**PROBLEM TO SOLVE**
For every record beneath this instruction, give an exact repetition, omitting images.

^^^^^^^^

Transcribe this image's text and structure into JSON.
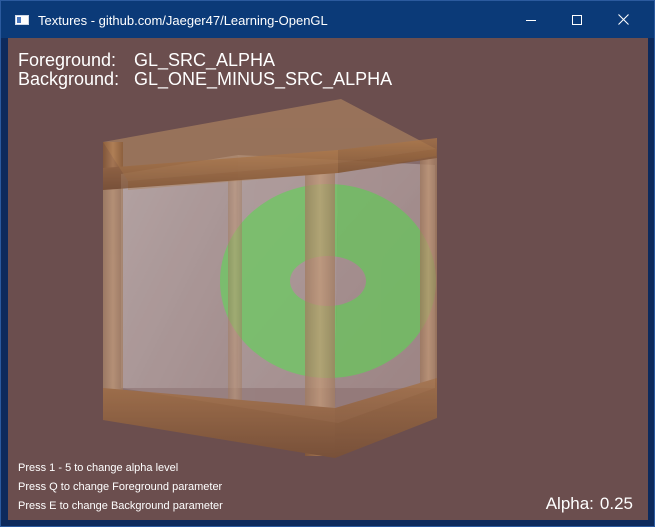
{
  "window": {
    "title": "Textures - github.com/Jaeger47/Learning-OpenGL",
    "icon": "app-window-icon",
    "controls": [
      "minimize-icon",
      "maximize-icon",
      "close-icon"
    ]
  },
  "hud": {
    "foreground_label": "Foreground:",
    "foreground_value": "GL_SRC_ALPHA",
    "background_label": "Background:",
    "background_value": "GL_ONE_MINUS_SRC_ALPHA"
  },
  "hints": [
    "Press 1 - 5 to change alpha level",
    "Press Q to change Foreground parameter",
    "Press E to change Background parameter"
  ],
  "alpha": {
    "label": "Alpha:",
    "value": "0.25"
  },
  "colors": {
    "clear_color": "#6b4e4e",
    "ring_color": "#4cbb3f",
    "wood_color": "#b07a4a",
    "title_bar": "#0b3a78"
  }
}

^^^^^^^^

**EXERCISE ANSWER**
Transcribe this image's text and structure into JSON.
{
  "window": {
    "title": "Textures - github.com/Jaeger47/Learning-OpenGL",
    "icon": "app-window-icon",
    "controls": [
      "minimize-icon",
      "maximize-icon",
      "close-icon"
    ]
  },
  "hud": {
    "foreground_label": "Foreground:",
    "foreground_value": "GL_SRC_ALPHA",
    "background_label": "Background:",
    "background_value": "GL_ONE_MINUS_SRC_ALPHA"
  },
  "hints": [
    "Press 1 - 5 to change alpha level",
    "Press Q to change Foreground parameter",
    "Press E to change Background parameter"
  ],
  "alpha": {
    "label": "Alpha:",
    "value": "0.25"
  },
  "colors": {
    "clear_color": "#6b4e4e",
    "ring_color": "#4cbb3f",
    "wood_color": "#b07a4a",
    "title_bar": "#0b3a78"
  }
}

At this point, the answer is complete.